In effect, this amounts to an embargo of Iranian oil, which has long been considered the only truly “crippling” sanctions that can be applied against Iran. An embargo is technically an act of war, and this is certainly how Iran has characterised them.

Their response of threatening to close the Strait of Hormuz is another factor making these sanctions different. Such an act would inevitably lead to an armed confrontation between the US and Iran. Finally, the wider context to these sanctions is the fact that Iran and the US/Israel are already effectively engaged in a low intensity war.

F24: What will be the impact of these sanctions on Iran’s economy, its oil customers and the global oil market?

CE: There will always be customers for Iranian oil, and some firms will simply judge that excluding themselves from the US oil market is an acceptable price. The US will also be reluctant to act against key powers such as China, Russia and India.

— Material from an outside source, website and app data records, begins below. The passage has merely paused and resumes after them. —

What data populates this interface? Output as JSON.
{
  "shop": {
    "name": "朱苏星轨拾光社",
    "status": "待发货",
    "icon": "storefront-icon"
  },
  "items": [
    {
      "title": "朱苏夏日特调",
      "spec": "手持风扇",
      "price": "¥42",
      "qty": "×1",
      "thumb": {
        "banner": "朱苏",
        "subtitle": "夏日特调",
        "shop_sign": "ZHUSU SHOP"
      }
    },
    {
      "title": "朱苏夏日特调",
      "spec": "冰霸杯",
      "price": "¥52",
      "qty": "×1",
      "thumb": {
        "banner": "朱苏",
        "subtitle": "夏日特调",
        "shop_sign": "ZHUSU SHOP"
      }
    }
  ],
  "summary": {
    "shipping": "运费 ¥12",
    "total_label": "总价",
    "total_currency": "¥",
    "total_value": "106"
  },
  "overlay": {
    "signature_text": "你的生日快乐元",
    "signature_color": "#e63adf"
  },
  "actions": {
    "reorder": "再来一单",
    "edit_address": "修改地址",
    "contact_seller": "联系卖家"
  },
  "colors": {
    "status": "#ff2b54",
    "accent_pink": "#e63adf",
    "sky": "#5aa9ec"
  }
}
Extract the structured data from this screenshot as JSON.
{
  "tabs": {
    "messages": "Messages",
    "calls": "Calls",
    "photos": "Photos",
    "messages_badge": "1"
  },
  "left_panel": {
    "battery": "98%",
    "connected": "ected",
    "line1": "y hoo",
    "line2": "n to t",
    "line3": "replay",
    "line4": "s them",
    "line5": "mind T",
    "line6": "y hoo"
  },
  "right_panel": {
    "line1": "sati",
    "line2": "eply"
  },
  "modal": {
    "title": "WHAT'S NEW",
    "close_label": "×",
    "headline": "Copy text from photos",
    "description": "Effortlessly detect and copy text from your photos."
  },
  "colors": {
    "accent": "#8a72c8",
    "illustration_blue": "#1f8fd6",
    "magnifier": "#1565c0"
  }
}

There is also not an explicit oil boycott, which the EU will consider, and in my opinion reject at this point, given the increasing purchases of Iranian oil by cash-strapped Greece and Italy. Iran will still be able to barter goods and services for oil - as they do regularly with China. However, we may well be moving toward a situation in the future where Iran's customers are located almost exclusively in Asia.

The impact of these sanctions on the price of oil is noticeable but not yet huge. What will drive oil prices through the roof is the escalation of military rhetoric. Iran knows this, and of course benefits from a price hike, and this probably explains why it has talked up a retaliatory blockade.

Most analysts believe this is a bluff and Iran will not commit economic, political and military suicide. The US will try and mitigate a rise in Iranian oil prices by persuading key allies such as Saudi Arabia and Kuwait to increase production.

F24: What about the diplomatic impact?

CE: One diplomatic risk is that the EU becomes so alarmed by Iran's provocative response to the US sanctions that it thinks twice about an embargo. There would of course be enormous diplomatic risks for Iran if it did blockade the Strait - not least because Iraq, increasingly a close ally, would not be able to export its oil either. Nor would Qatar.

The major diplomatic risk is that there seems to be very little political will in the US or Iran to de-escalate tensions. America seems to be sleepwalking into a major military confrontation with Iran for reasons that are best explained by domestic politics and do not reflect anything like the nature of the threat Iran poses to US interests.

F24: What is the larger aim of the sanctions? Are they likely to be effective in slowing Iranian nuclear advances?

CE: Ostensibly, they are intended to be a decisive coercive lever on the nuclear issue and change the cost-benefit calculus for decision makers in Tehran. There is little evidence that this will be effective. Sanctions are, however, always used to pursue multiple objectives, domestic and foreign.

In Obama's case, this legislation comes from Congress and Obama lacks the political will to challenge core assumptions about the Iranian threat which no longer bare any resemblance to reality.

Obama does not, however, want an armed confrontation with Iran and probably believes that going hard on the sanctions will placate Congress and Israel. The danger to this lies in his ability to manage the fallout from Iran's reaction to the sanctions.

Conversely, the hawks in Congress are probably hoping to limit the president's ability to control Iran policy. This was seen recently in their attempt to pass legislation that effectively made it illegal for any US diplomats to talk to Iranian officials without advance approval from Congress.

Date created : 2012-01-02